It would be understandable if you were envious of Steve Keogh. The Director of Communications for Canada’s Olympic Committee is currently in Beijing preparing for his 4th Olympic Games. He’s also experienced a Stanley Cup Final while being employed with the Ottawa Senators. Keogh jokes that his family calls him Forrest Gump for being in the background of several memorable pictures.
The Ottawa native has been busy for several months putting in 18 hour days getting ready for the games in Beijing. While feeding off the energy that the Olympics provide in supporting the Canadian athletes, there certainly are some challenges. For instance, Keogh’s team has had to make many quick adjustments in going from 750 Olympic hopefuls to just 331 Olympians in a very narrow time frame, and producing a 630 page media guide that profiles each Canadian athlete.
While each Olympics has its own issues, Beijing emerges with both social and political issues. “When the games begin, the focus will be on competition and the other issues should fall away,” stated Keogh.
Transportation is also an issue for the games. The venues of the Olympics are spread out across Beijing, a city that supports a population of 17 million. “It becomes a little like planes, trains and automobiles when trying to get to the events and support the athletes,” Keogh noted. “Similar to the games in Athens, security is also very tight. Accreditation is your lifeline. If you lose it, you’re done!”
The other aspect that continues to evolve is digital media. While the internet has certainly been around for other games, social media has greatly changed. Where members of the media used to work around a 24 hour print news cycle, now the timeline has shrunk drastically, as there is a race to get stories to the internet in a timely manner. Those stories include blogs from the athletes and journalists sharing opinions and experiences while looking for reader feedback. In some ways, it’s a fine line for an athlete who has prepared many years for competition, to take time to communicate thru the media to tell their story versus simply focusing on the games at hand.

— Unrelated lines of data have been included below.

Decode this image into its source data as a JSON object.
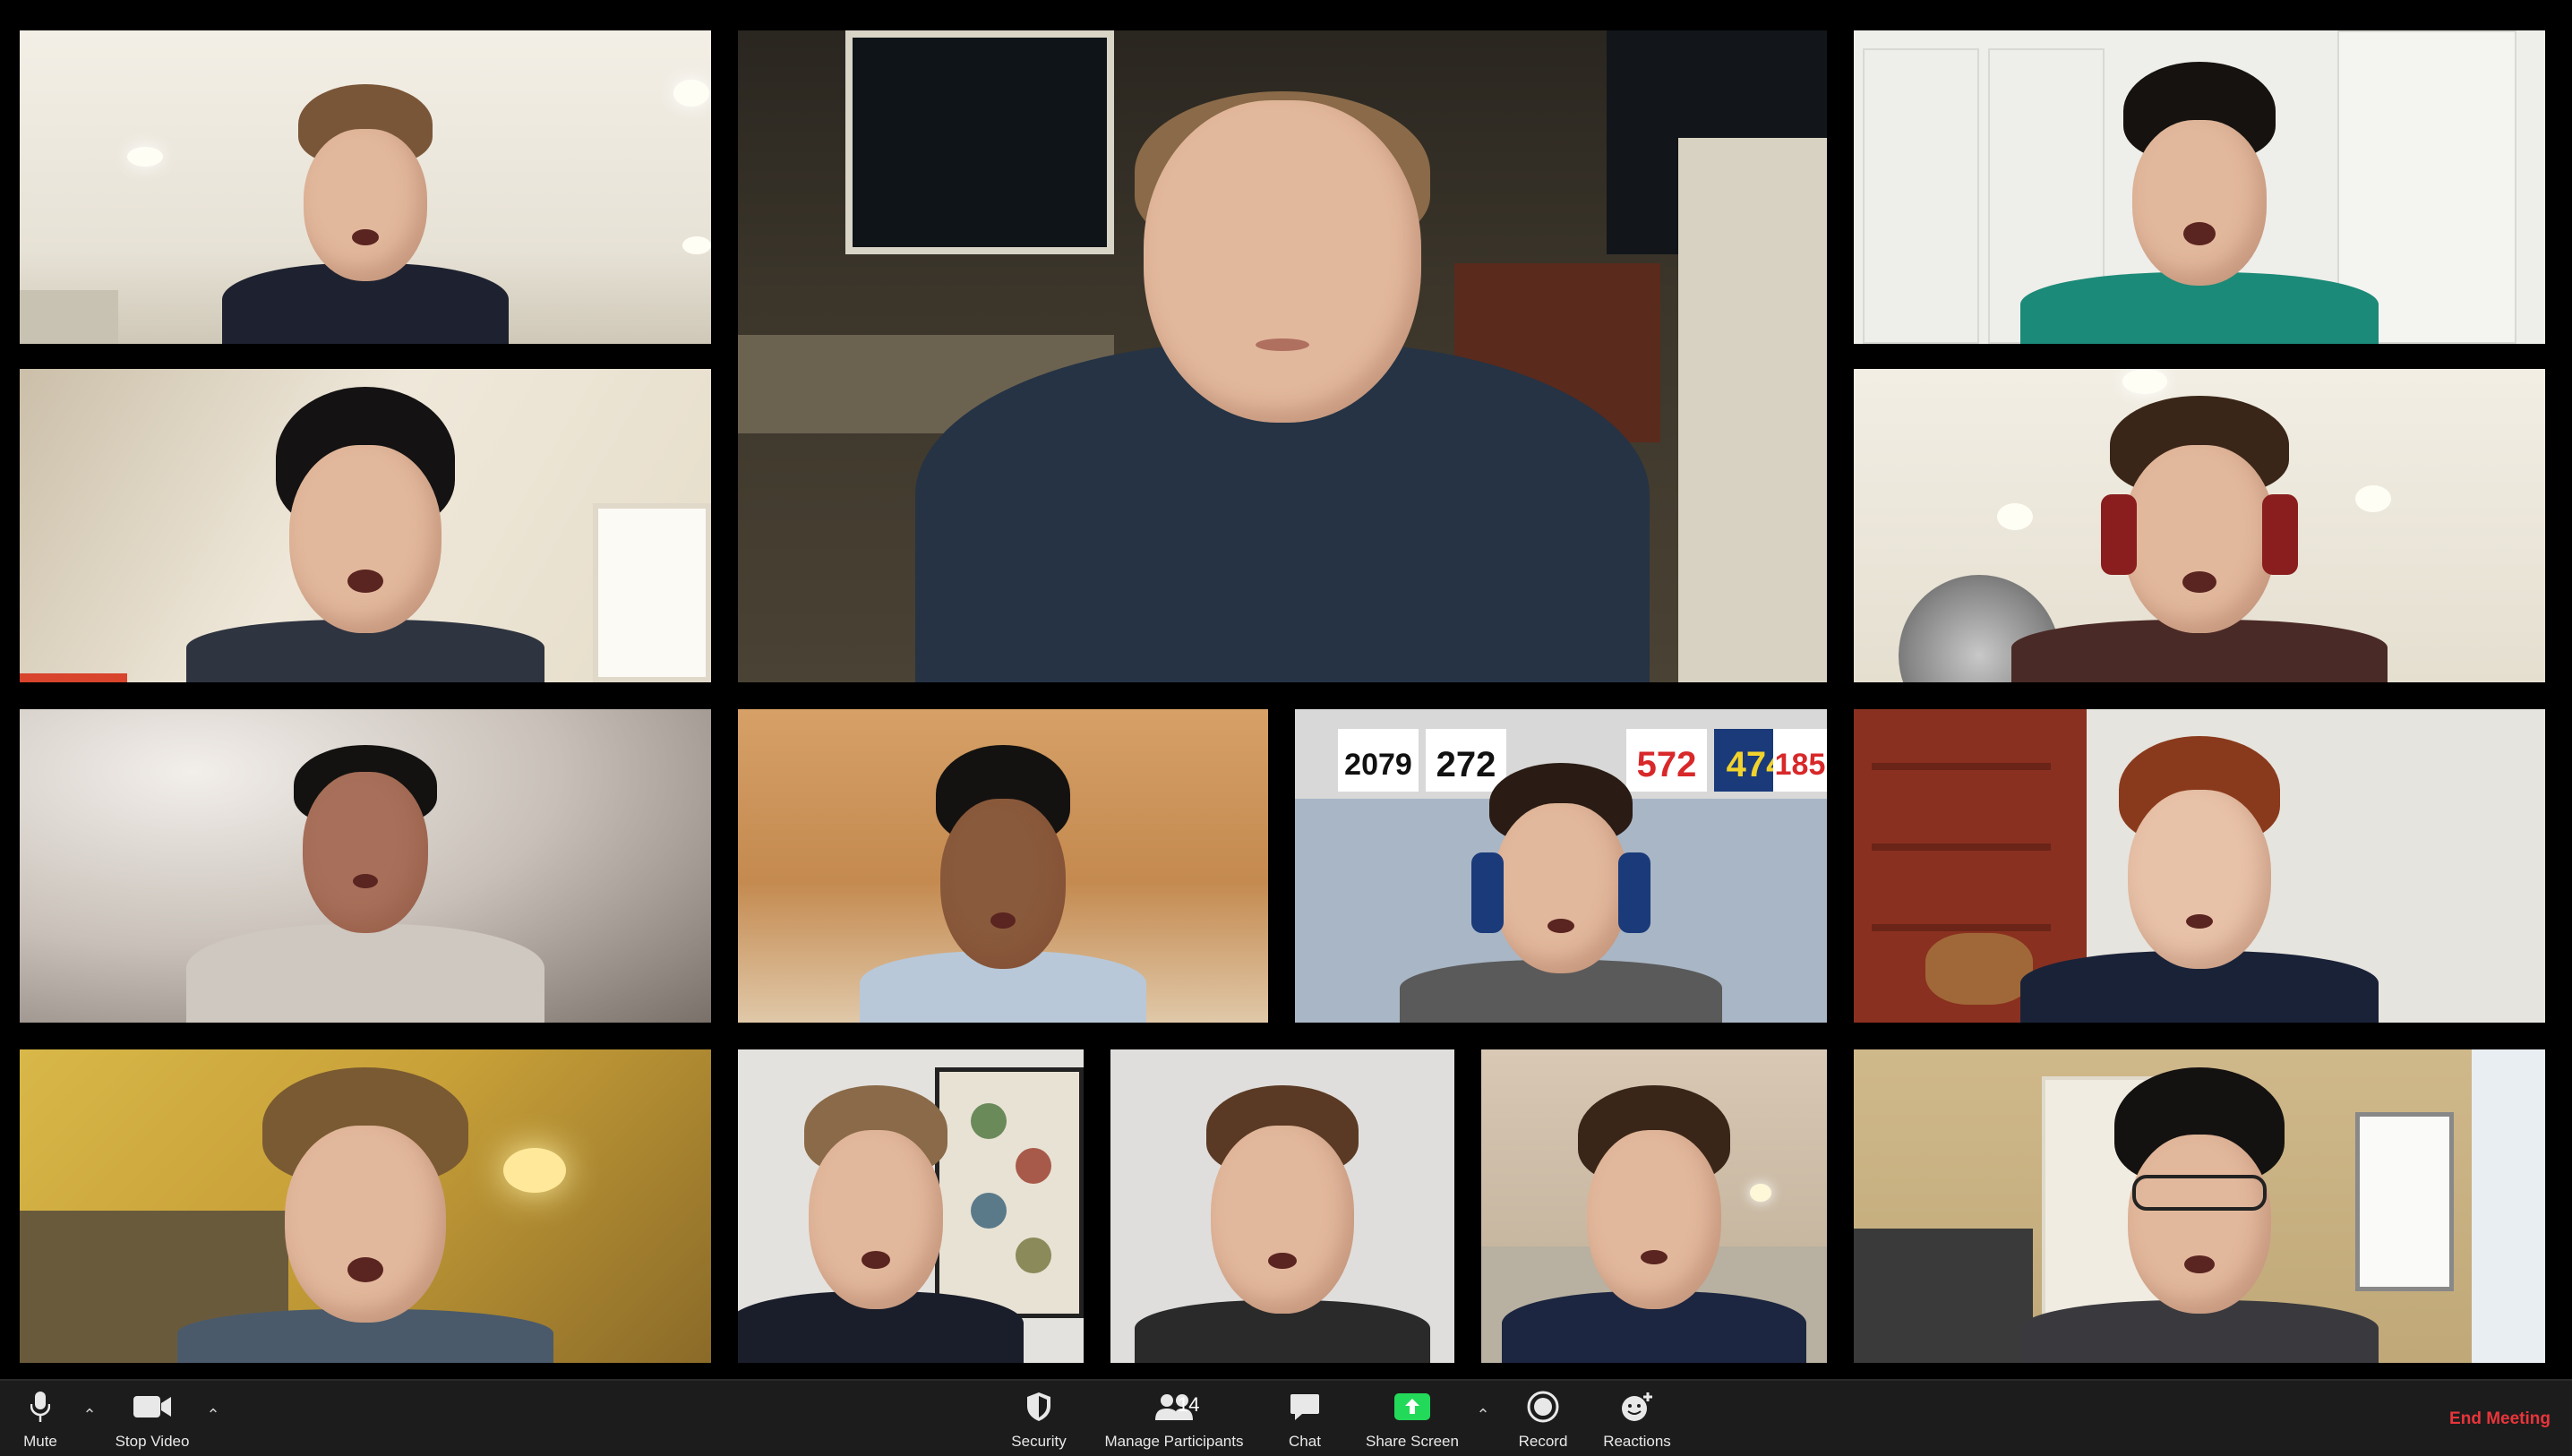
{
  "toolbar": {
    "mute": "Mute",
    "stop_video": "Stop Video",
    "security": "Security",
    "manage_participants": "Manage Participants",
    "participant_count": "14",
    "chat": "Chat",
    "share_screen": "Share Screen",
    "record": "Record",
    "reactions": "Reactions",
    "end_meeting": "End Meeting"
  },
  "colors": {
    "toolbar_bg": "#1c1c1c",
    "end_meeting": "#e8353b",
    "share_screen": "#23d959"
  },
  "bib_numbers": [
    "2079",
    "272",
    "572",
    "474",
    "185"
  ],
  "participants": [
    {
      "id": "p1"
    },
    {
      "id": "p2"
    },
    {
      "id": "p3"
    },
    {
      "id": "p4"
    },
    {
      "id": "p5"
    },
    {
      "id": "p6"
    },
    {
      "id": "p7"
    },
    {
      "id": "p8"
    },
    {
      "id": "p9"
    },
    {
      "id": "p10"
    },
    {
      "id": "p11"
    },
    {
      "id": "p12"
    },
    {
      "id": "p13"
    },
    {
      "id": "p14"
    }
  ]
}
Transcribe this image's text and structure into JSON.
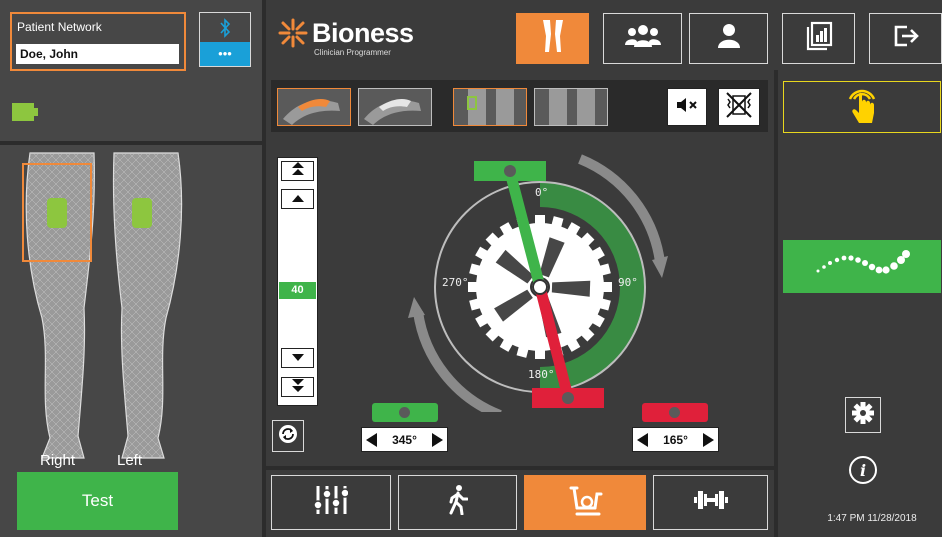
{
  "patient": {
    "label": "Patient Network",
    "name": "Doe, John"
  },
  "bluetooth": {
    "icon": "bluetooth-icon",
    "dots": "•••"
  },
  "battery": {
    "icon": "battery-icon",
    "color": "#8dc63f"
  },
  "brand": {
    "name": "Bioness",
    "tagline": "Clinician Programmer",
    "logo_color": "#f0893a"
  },
  "nav": [
    {
      "name": "legs-nav-button",
      "icon": "legs-icon",
      "active": true
    },
    {
      "name": "group-nav-button",
      "icon": "group-icon",
      "active": false
    },
    {
      "name": "patient-nav-button",
      "icon": "person-icon",
      "active": false
    },
    {
      "name": "reports-nav-button",
      "icon": "report-icon",
      "active": false
    },
    {
      "name": "exit-nav-button",
      "icon": "exit-icon",
      "active": false
    }
  ],
  "legs": {
    "right_label": "Right",
    "left_label": "Left",
    "test_label": "Test"
  },
  "intensity": {
    "value": "40"
  },
  "cycle": {
    "angle_0": "0°",
    "angle_90": "90°",
    "angle_180": "180°",
    "angle_270": "270°",
    "start_value": "345°",
    "end_value": "165°"
  },
  "modes": [
    {
      "name": "settings-mode-button",
      "icon": "sliders-icon",
      "active": false
    },
    {
      "name": "walk-mode-button",
      "icon": "walking-icon",
      "active": false
    },
    {
      "name": "bike-mode-button",
      "icon": "bike-icon",
      "active": true
    },
    {
      "name": "strength-mode-button",
      "icon": "dumbbell-icon",
      "active": false
    }
  ],
  "status": {
    "timestamp": "1:47 PM 11/28/2018"
  },
  "colors": {
    "accent": "#f0893a",
    "green": "#3fb44a",
    "red": "#e0203a",
    "bt_blue": "#1aa0d8"
  }
}
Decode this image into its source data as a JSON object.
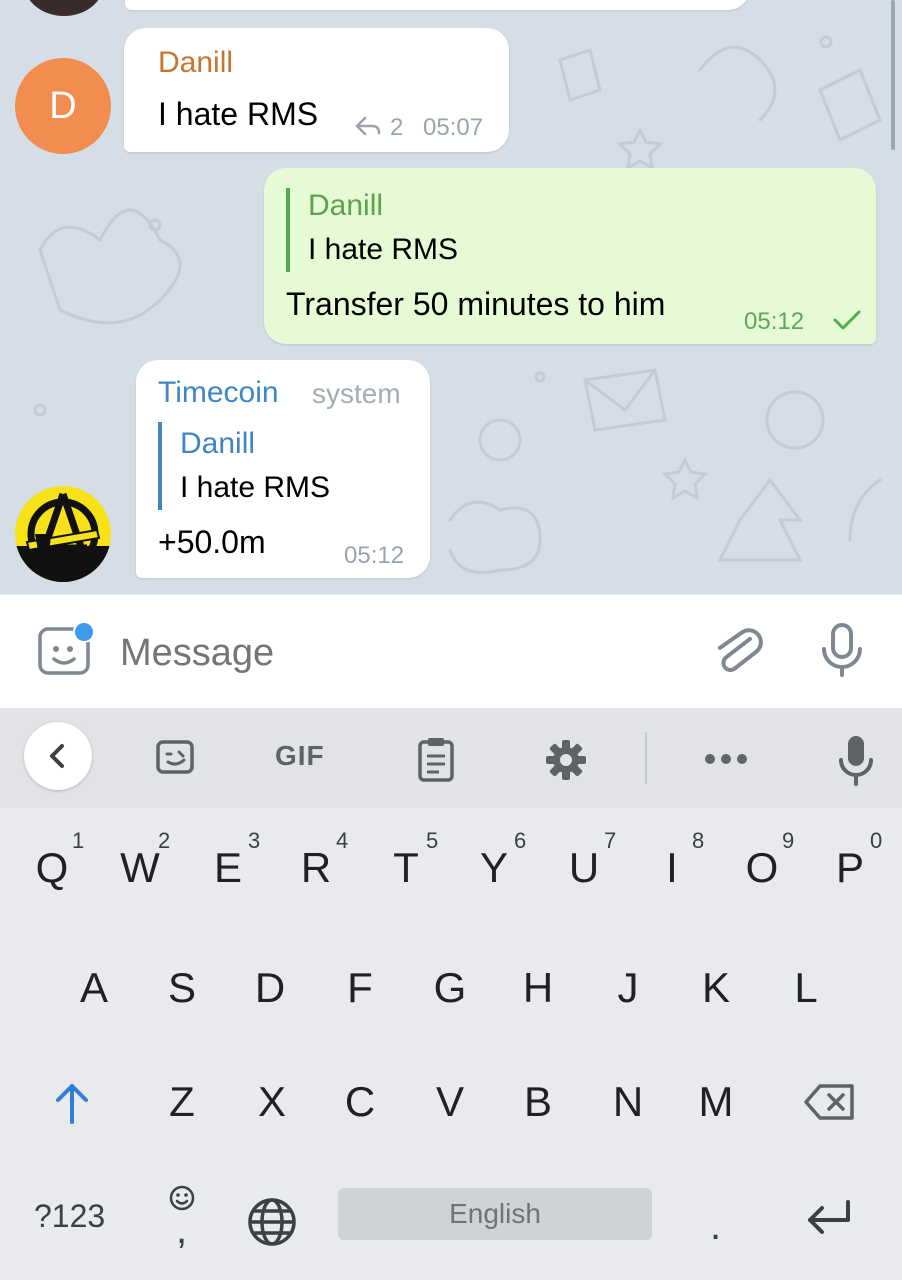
{
  "messages": [
    {
      "sender": "Danill",
      "text": "I hate RMS",
      "reply_count": "2",
      "time": "05:07",
      "avatar_letter": "D"
    },
    {
      "quote_name": "Danill",
      "quote_text": "I hate RMS",
      "text": "Transfer 50 minutes to him",
      "time": "05:12"
    },
    {
      "sender": "Timecoin",
      "sender_tag": "system",
      "quote_name": "Danill",
      "quote_text": "I hate RMS",
      "text": "+50.0m",
      "time": "05:12"
    }
  ],
  "input": {
    "placeholder": "Message"
  },
  "keyboard": {
    "toolbar": {
      "gif_label": "GIF"
    },
    "row1": [
      "Q",
      "W",
      "E",
      "R",
      "T",
      "Y",
      "U",
      "I",
      "O",
      "P"
    ],
    "row1_hints": [
      "1",
      "2",
      "3",
      "4",
      "5",
      "6",
      "7",
      "8",
      "9",
      "0"
    ],
    "row2": [
      "A",
      "S",
      "D",
      "F",
      "G",
      "H",
      "J",
      "K",
      "L"
    ],
    "row3": [
      "Z",
      "X",
      "C",
      "V",
      "B",
      "N",
      "M"
    ],
    "symbols_label": "?123",
    "comma_label": ",",
    "space_label": "English",
    "period_label": "."
  },
  "colors": {
    "chat_bg": "#d5dde6",
    "out_bubble": "#e6fbd5",
    "danill_name": "#c8742f",
    "quote_green": "#5ba44a",
    "timecoin_name": "#3f86c5",
    "avatar_orange": "#f28d4f",
    "accent_blue": "#2e7fd6",
    "check_green": "#4fae4e"
  },
  "icons": [
    "reply-icon",
    "check-icon",
    "sticker-icon",
    "attach-icon",
    "mic-icon",
    "back-arrow-icon",
    "emoji-sticker-icon",
    "clipboard-icon",
    "gear-icon",
    "more-icon",
    "shift-icon",
    "backspace-icon",
    "globe-icon",
    "enter-icon",
    "smiley-icon"
  ]
}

Those issues are all part of the job and Keogh feeds off of the high energy that the Olympics provide. He marvels at the opportunity to be around the best athletes in the world.
Asked about one of his Olympic memories, Keogh a basketball fan, recalls standing behind Chinese basketball star Yao Ming in the food line. “I’m 6’3″ and I’m up to Yao’s elbow, who stands 7’6”. Amazing.